[Website and app data records]

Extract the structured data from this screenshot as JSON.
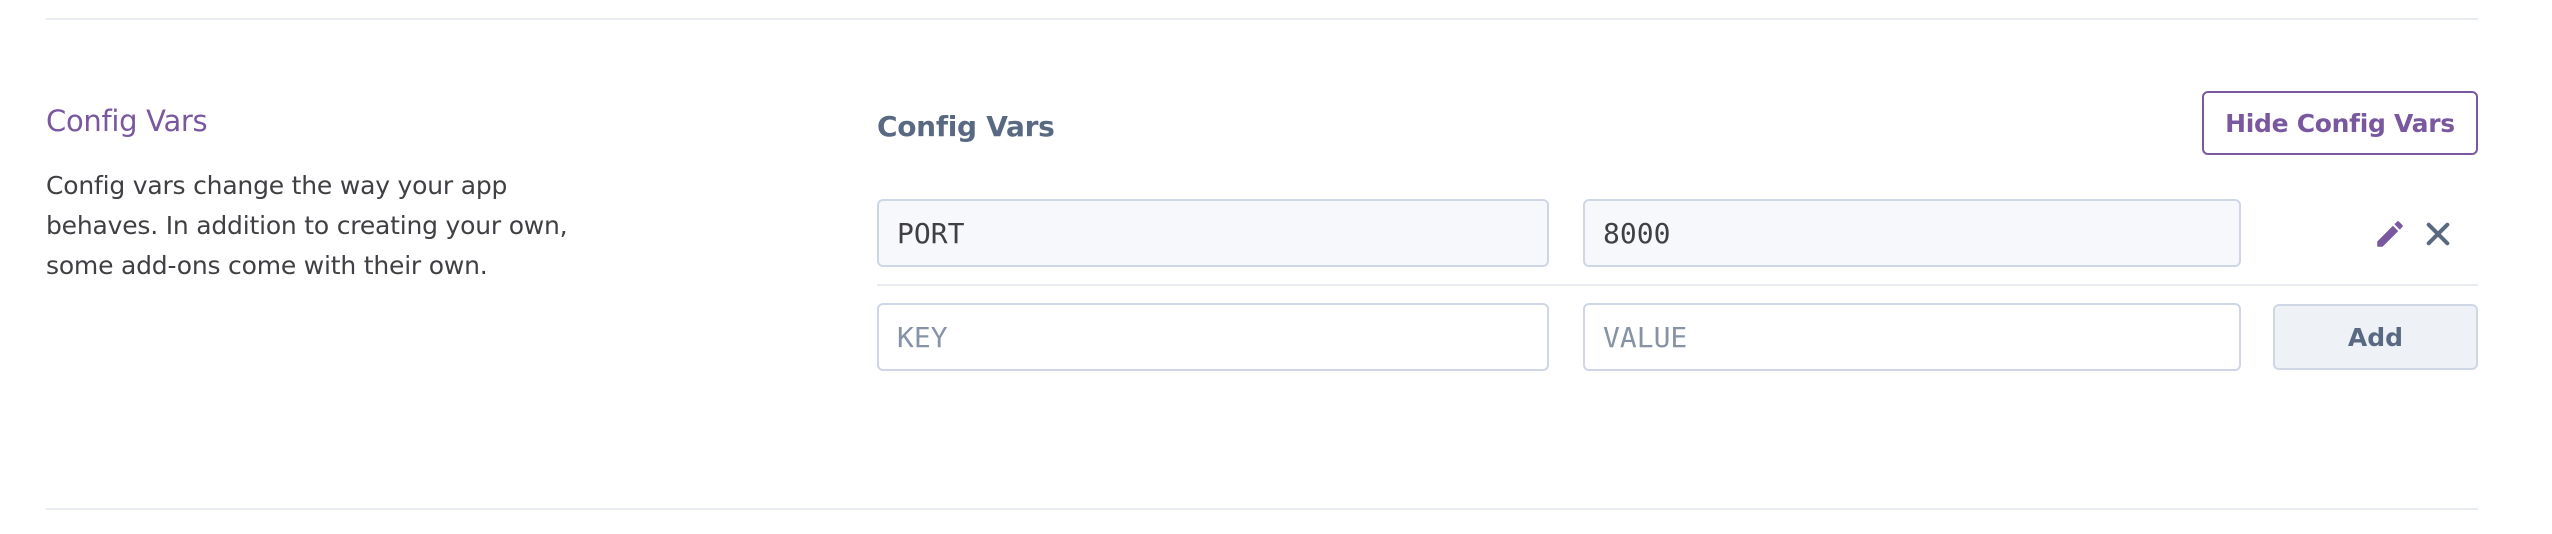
{
  "section": {
    "title": "Config Vars",
    "description": "Config vars change the way your app behaves. In addition to creating your own, some add-ons come with their own."
  },
  "panel": {
    "title": "Config Vars",
    "hide_button_label": "Hide Config Vars"
  },
  "config_vars": [
    {
      "key": "PORT",
      "value": "8000"
    }
  ],
  "new_var": {
    "key_placeholder": "KEY",
    "value_placeholder": "VALUE",
    "add_button_label": "Add"
  },
  "icons": {
    "edit": "pencil-icon",
    "delete": "close-icon"
  },
  "colors": {
    "accent": "#79589f",
    "heading": "#596981",
    "text": "#3f3f44",
    "border": "#cfd7e6",
    "icon": "#596981"
  }
}
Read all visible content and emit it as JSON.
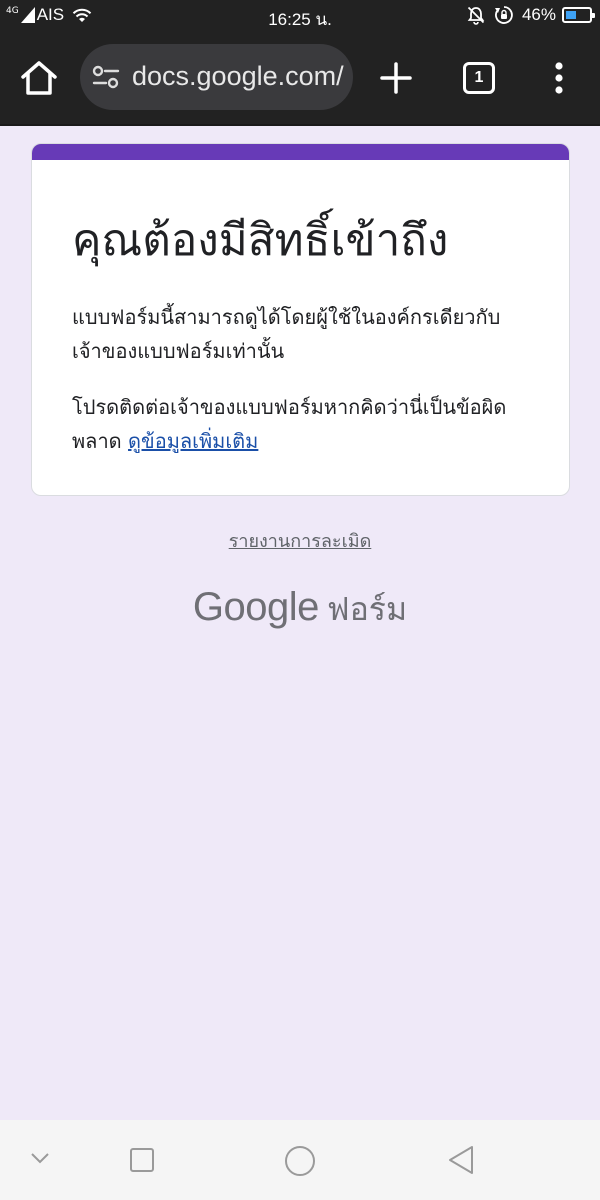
{
  "status_bar": {
    "network_type": "4G",
    "carrier": "AIS",
    "time": "16:25 น.",
    "battery_percent_text": "46%",
    "battery_level": 0.46
  },
  "browser": {
    "url": "docs.google.com/",
    "tab_count": "1"
  },
  "card": {
    "accent_color": "#673ab7",
    "title": "คุณต้องมีสิทธิ์เข้าถึง",
    "body_line1": "แบบฟอร์มนี้สามารถดูได้โดยผู้ใช้ในองค์กรเดียวกับเจ้าของแบบฟอร์มเท่านั้น",
    "body_line2": "โปรดติดต่อเจ้าของแบบฟอร์มหากคิดว่านี่เป็นข้อผิดพลาด",
    "learn_more": "ดูข้อมูลเพิ่มเติม"
  },
  "report_abuse": "รายงานการละเมิด",
  "footer": {
    "brand": "Google",
    "product": "ฟอร์ม"
  },
  "icons": {
    "home": "home-icon",
    "site_settings": "tune-icon",
    "new_tab": "plus-icon",
    "menu": "more-vert-icon",
    "nav_back": "triangle-back-icon",
    "nav_home": "circle-home-icon",
    "nav_recents": "square-recents-icon",
    "nav_collapse": "chevron-down-icon"
  }
}
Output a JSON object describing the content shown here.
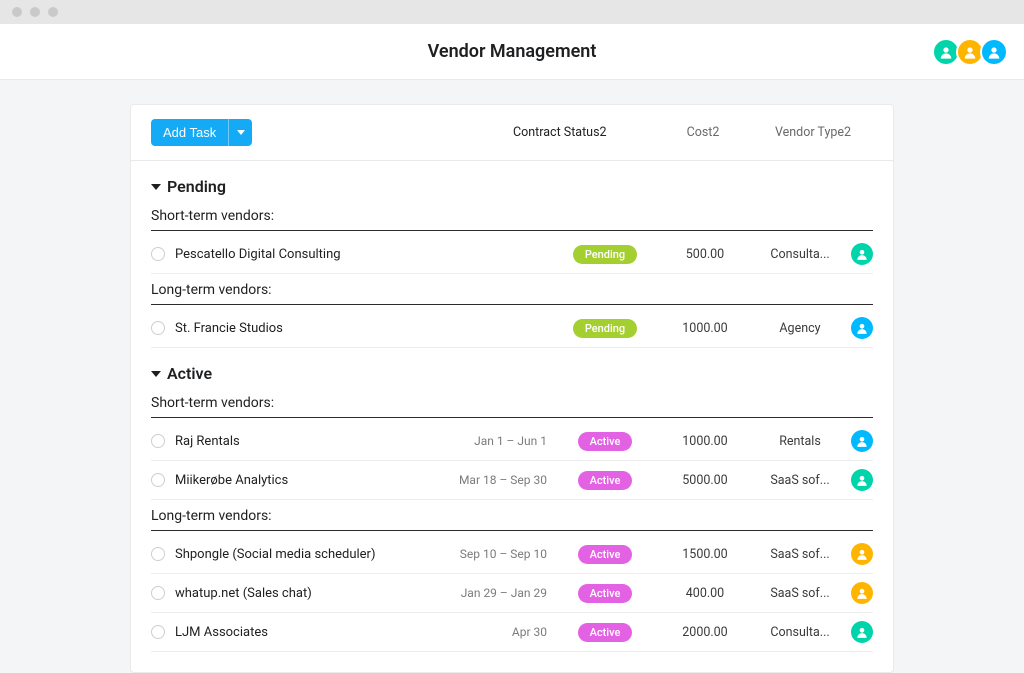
{
  "header": {
    "title": "Vendor Management"
  },
  "toolbar": {
    "add_task_label": "Add Task",
    "columns": {
      "status": "Contract Status2",
      "cost": "Cost2",
      "vendor_type": "Vendor Type2"
    }
  },
  "sections": [
    {
      "title": "Pending",
      "groups": [
        {
          "heading": "Short-term vendors:",
          "rows": [
            {
              "name": "Pescatello Digital Consulting",
              "dates": "",
              "status": "Pending",
              "status_kind": "pending",
              "cost": "500.00",
              "vendor_type": "Consulta...",
              "avatar_color": "a1"
            }
          ]
        },
        {
          "heading": "Long-term vendors:",
          "rows": [
            {
              "name": "St. Francie Studios",
              "dates": "",
              "status": "Pending",
              "status_kind": "pending",
              "cost": "1000.00",
              "vendor_type": "Agency",
              "avatar_color": "a3"
            }
          ]
        }
      ]
    },
    {
      "title": "Active",
      "groups": [
        {
          "heading": "Short-term vendors:",
          "rows": [
            {
              "name": "Raj Rentals",
              "dates": "Jan 1 – Jun 1",
              "status": "Active",
              "status_kind": "active",
              "cost": "1000.00",
              "vendor_type": "Rentals",
              "avatar_color": "a3"
            },
            {
              "name": "Miikerøbe Analytics",
              "dates": "Mar 18 – Sep 30",
              "status": "Active",
              "status_kind": "active",
              "cost": "5000.00",
              "vendor_type": "SaaS sof...",
              "avatar_color": "a1"
            }
          ]
        },
        {
          "heading": "Long-term vendors:",
          "rows": [
            {
              "name": "Shpongle (Social media scheduler)",
              "dates": "Sep 10 – Sep 10",
              "status": "Active",
              "status_kind": "active",
              "cost": "1500.00",
              "vendor_type": "SaaS sof...",
              "avatar_color": "a2"
            },
            {
              "name": "whatup.net (Sales chat)",
              "dates": "Jan 29 – Jan 29",
              "status": "Active",
              "status_kind": "active",
              "cost": "400.00",
              "vendor_type": "SaaS sof...",
              "avatar_color": "a2"
            },
            {
              "name": "LJM Associates",
              "dates": "Apr 30",
              "status": "Active",
              "status_kind": "active",
              "cost": "2000.00",
              "vendor_type": "Consulta...",
              "avatar_color": "a1"
            }
          ]
        }
      ]
    }
  ]
}
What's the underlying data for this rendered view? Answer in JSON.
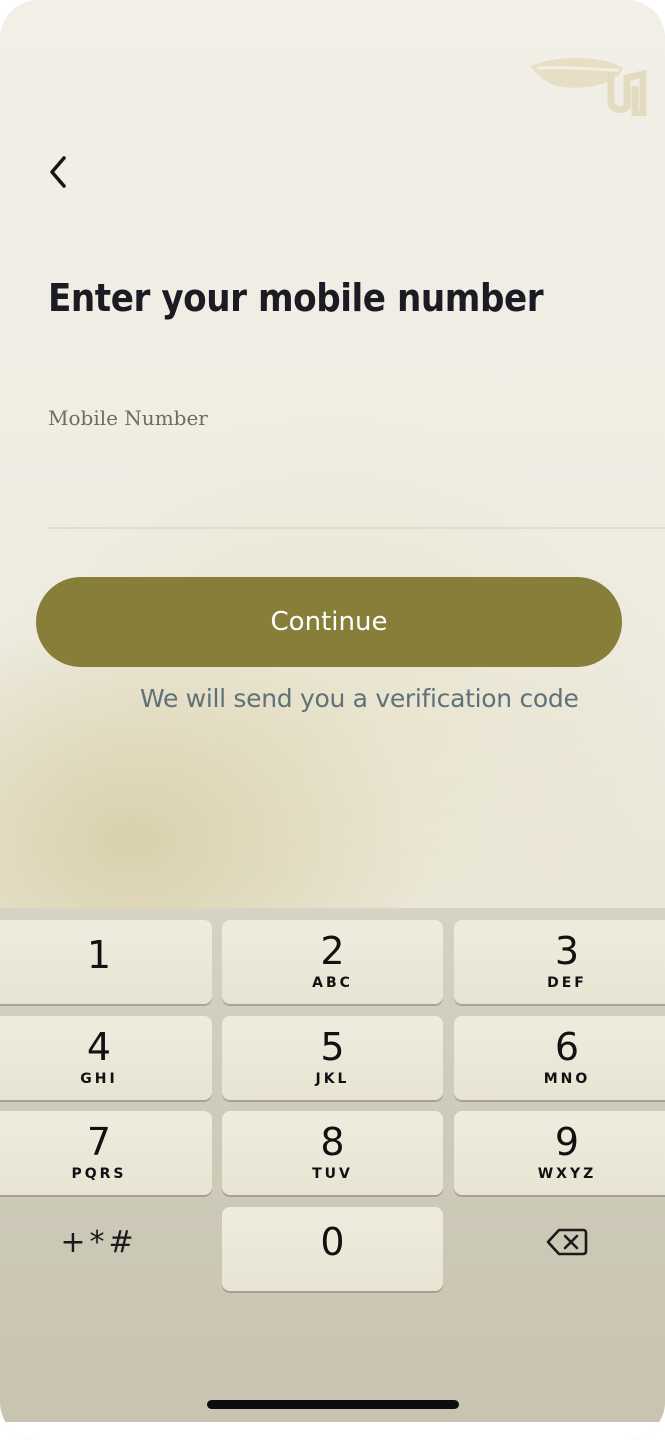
{
  "header": {
    "back_icon": "chevron-left-icon",
    "logo_icon": "leaf-logo-icon"
  },
  "page": {
    "title": "Enter your mobile number"
  },
  "mobile_field": {
    "label": "Mobile Number",
    "value": ""
  },
  "actions": {
    "continue_label": "Continue",
    "hint": "We will send you a verification code"
  },
  "keyboard": {
    "keys": [
      {
        "digit": "1",
        "letters": ""
      },
      {
        "digit": "2",
        "letters": "ABC"
      },
      {
        "digit": "3",
        "letters": "DEF"
      },
      {
        "digit": "4",
        "letters": "GHI"
      },
      {
        "digit": "5",
        "letters": "JKL"
      },
      {
        "digit": "6",
        "letters": "MNO"
      },
      {
        "digit": "7",
        "letters": "PQRS"
      },
      {
        "digit": "8",
        "letters": "TUV"
      },
      {
        "digit": "9",
        "letters": "WXYZ"
      },
      {
        "digit": "0",
        "letters": ""
      }
    ],
    "symbols_label": "+*#",
    "delete_icon": "backspace-icon"
  },
  "colors": {
    "accent": "#877e39",
    "hint_text": "#5f7179",
    "title_text": "#1c1a22"
  }
}
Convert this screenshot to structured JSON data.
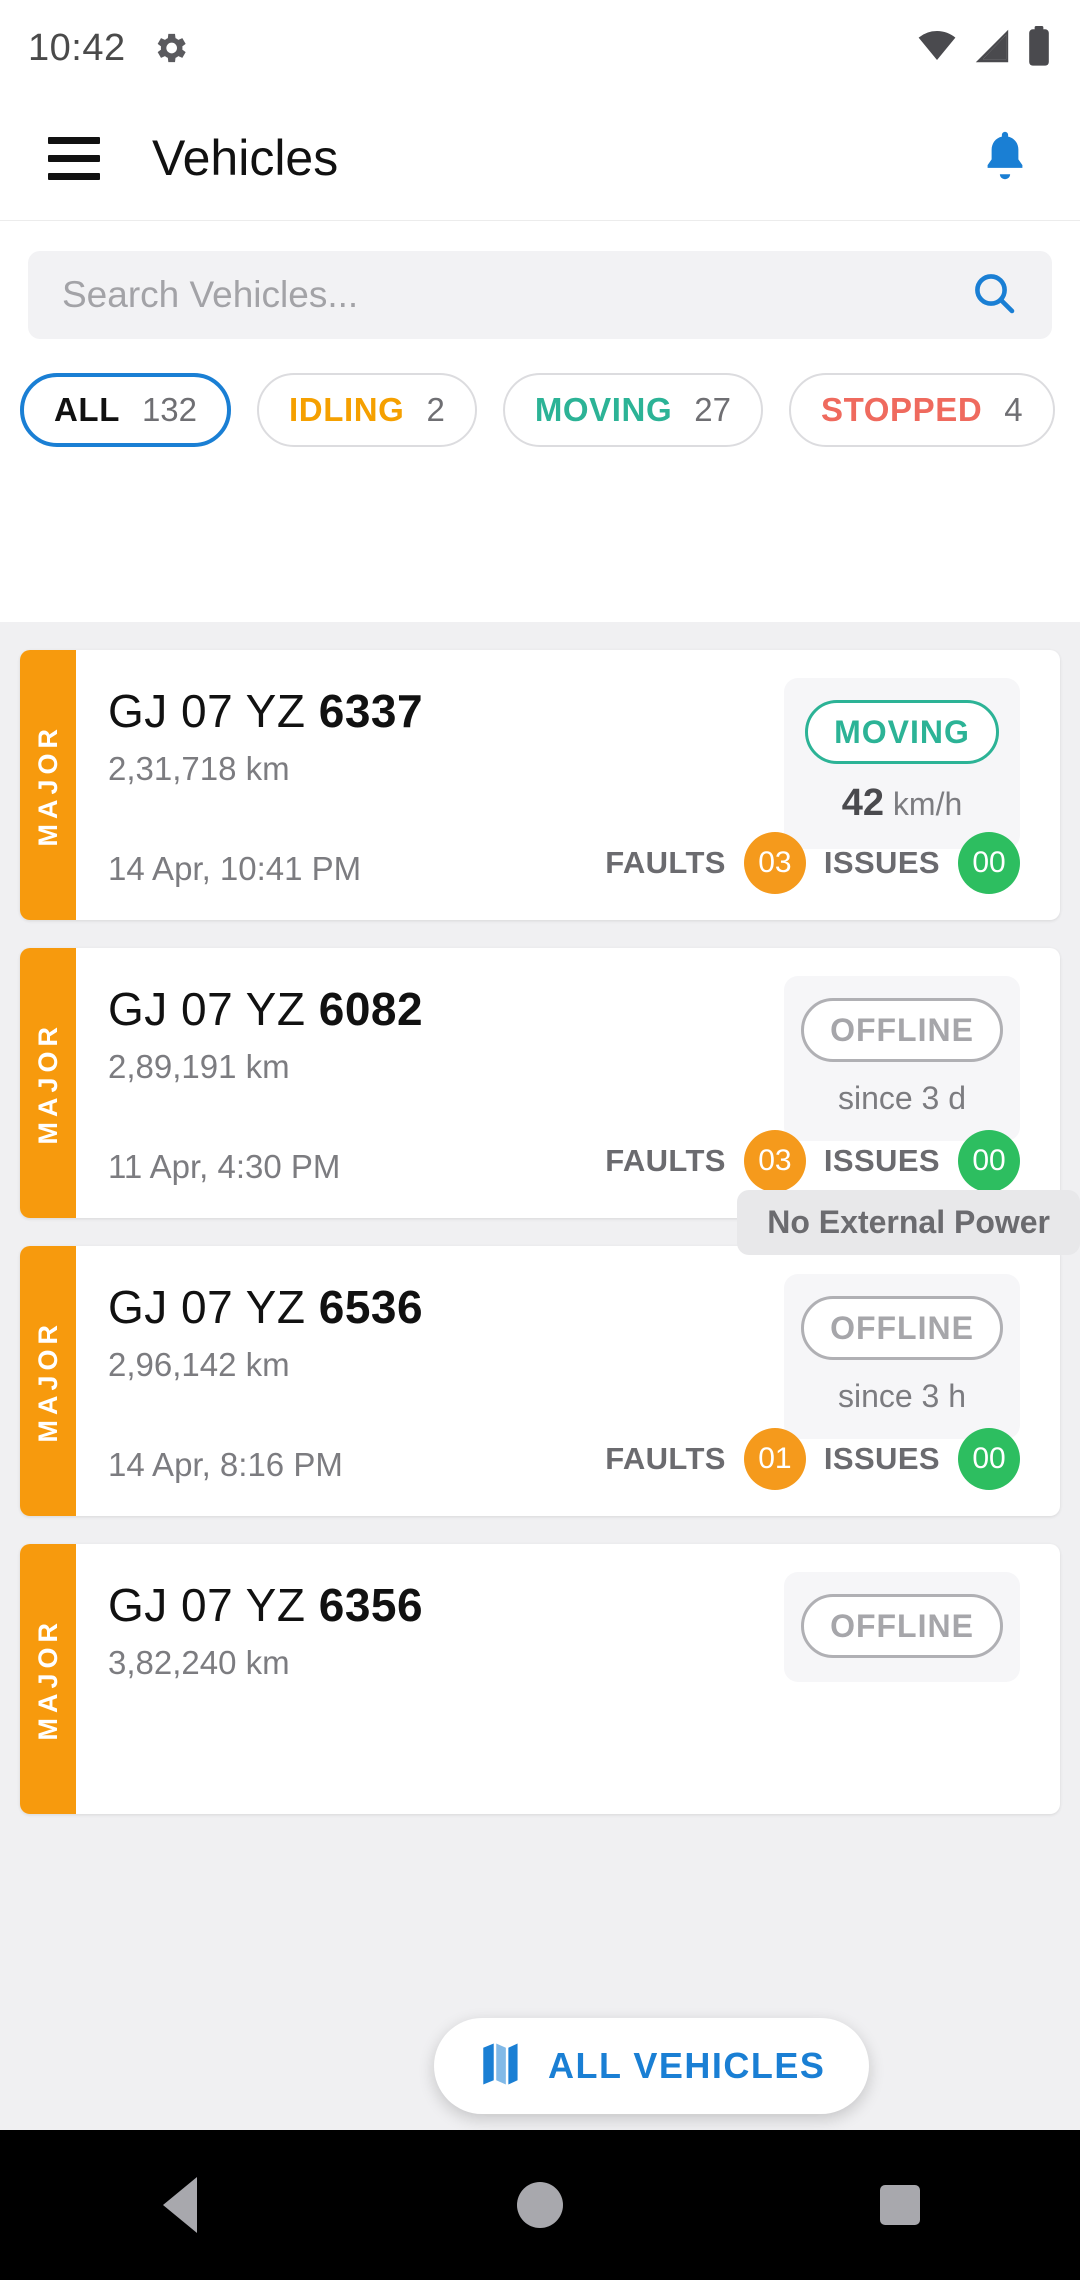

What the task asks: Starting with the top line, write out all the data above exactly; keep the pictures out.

The answer:
Extract the structured data from this screenshot as JSON.
{
  "section": {
    "title": "Config Vars",
    "description": "Config vars change the way your app behaves. In addition to creating your own, some add-ons come with their own."
  },
  "panel": {
    "title": "Config Vars",
    "hide_button_label": "Hide Config Vars"
  },
  "config_vars": [
    {
      "key": "PORT",
      "value": "8000"
    }
  ],
  "new_var": {
    "key_placeholder": "KEY",
    "value_placeholder": "VALUE",
    "add_button_label": "Add"
  },
  "icons": {
    "edit": "pencil-icon",
    "delete": "close-icon"
  },
  "colors": {
    "accent": "#79589f",
    "heading": "#596981",
    "text": "#3f3f44",
    "border": "#cfd7e6",
    "icon": "#596981"
  }
}
Read all visible content and emit it as JSON.
{
  "status_bar": {
    "network_type": "4G",
    "carrier": "AIS",
    "time": "16:25 น.",
    "battery_percent_text": "46%",
    "battery_level": 0.46
  },
  "browser": {
    "url": "docs.google.com/",
    "tab_count": "1"
  },
  "card": {
    "accent_color": "#673ab7",
    "title": "คุณต้องมีสิทธิ์เข้าถึง",
    "body_line1": "แบบฟอร์มนี้สามารถดูได้โดยผู้ใช้ในองค์กรเดียวกับเจ้าของแบบฟอร์มเท่านั้น",
    "body_line2": "โปรดติดต่อเจ้าของแบบฟอร์มหากคิดว่านี่เป็นข้อผิดพลาด",
    "learn_more": "ดูข้อมูลเพิ่มเติม"
  },
  "report_abuse": "รายงานการละเมิด",
  "footer": {
    "brand": "Google",
    "product": "ฟอร์ม"
  },
  "icons": {
    "home": "home-icon",
    "site_settings": "tune-icon",
    "new_tab": "plus-icon",
    "menu": "more-vert-icon",
    "nav_back": "triangle-back-icon",
    "nav_home": "circle-home-icon",
    "nav_recents": "square-recents-icon",
    "nav_collapse": "chevron-down-icon"
  }
}
Output a JSON object describing the content shown here.
{
  "header": {
    "title": "Vendor Management"
  },
  "toolbar": {
    "add_task_label": "Add Task",
    "columns": {
      "status": "Contract Status2",
      "cost": "Cost2",
      "vendor_type": "Vendor Type2"
    }
  },
  "sections": [
    {
      "title": "Pending",
      "groups": [
        {
          "heading": "Short-term vendors:",
          "rows": [
            {
              "name": "Pescatello Digital Consulting",
              "dates": "",
              "status": "Pending",
              "status_kind": "pending",
              "cost": "500.00",
              "vendor_type": "Consulta...",
              "avatar_color": "a1"
            }
          ]
        },
        {
          "heading": "Long-term vendors:",
          "rows": [
            {
              "name": "St. Francie Studios",
              "dates": "",
              "status": "Pending",
              "status_kind": "pending",
              "cost": "1000.00",
              "vendor_type": "Agency",
              "avatar_color": "a3"
            }
          ]
        }
      ]
    },
    {
      "title": "Active",
      "groups": [
        {
          "heading": "Short-term vendors:",
          "rows": [
            {
              "name": "Raj Rentals",
              "dates": "Jan 1 – Jun 1",
              "status": "Active",
              "status_kind": "active",
              "cost": "1000.00",
              "vendor_type": "Rentals",
              "avatar_color": "a3"
            },
            {
              "name": "Miikerøbe Analytics",
              "dates": "Mar 18 – Sep 30",
              "status": "Active",
              "status_kind": "active",
              "cost": "5000.00",
              "vendor_type": "SaaS sof...",
              "avatar_color": "a1"
            }
          ]
        },
        {
          "heading": "Long-term vendors:",
          "rows": [
            {
              "name": "Shpongle (Social media scheduler)",
              "dates": "Sep 10 – Sep 10",
              "status": "Active",
              "status_kind": "active",
              "cost": "1500.00",
              "vendor_type": "SaaS sof...",
              "avatar_color": "a2"
            },
            {
              "name": "whatup.net (Sales chat)",
              "dates": "Jan 29 – Jan 29",
              "status": "Active",
              "status_kind": "active",
              "cost": "400.00",
              "vendor_type": "SaaS sof...",
              "avatar_color": "a2"
            },
            {
              "name": "LJM Associates",
              "dates": "Apr 30",
              "status": "Active",
              "status_kind": "active",
              "cost": "2000.00",
              "vendor_type": "Consulta...",
              "avatar_color": "a1"
            }
          ]
        }
      ]
    }
  ]
}
What's the underlying data for this rendered view? Answer in JSON.
{
  "header": {
    "back_icon": "chevron-left-icon",
    "logo_icon": "leaf-logo-icon"
  },
  "page": {
    "title": "Enter your mobile number"
  },
  "mobile_field": {
    "label": "Mobile Number",
    "value": ""
  },
  "actions": {
    "continue_label": "Continue",
    "hint": "We will send you a verification code"
  },
  "keyboard": {
    "keys": [
      {
        "digit": "1",
        "letters": ""
      },
      {
        "digit": "2",
        "letters": "ABC"
      },
      {
        "digit": "3",
        "letters": "DEF"
      },
      {
        "digit": "4",
        "letters": "GHI"
      },
      {
        "digit": "5",
        "letters": "JKL"
      },
      {
        "digit": "6",
        "letters": "MNO"
      },
      {
        "digit": "7",
        "letters": "PQRS"
      },
      {
        "digit": "8",
        "letters": "TUV"
      },
      {
        "digit": "9",
        "letters": "WXYZ"
      },
      {
        "digit": "0",
        "letters": ""
      }
    ],
    "symbols_label": "+*#",
    "delete_icon": "backspace-icon"
  },
  "colors": {
    "accent": "#877e39",
    "hint_text": "#5f7179",
    "title_text": "#1c1a22"
  }
}
Convert this screenshot to structured JSON data.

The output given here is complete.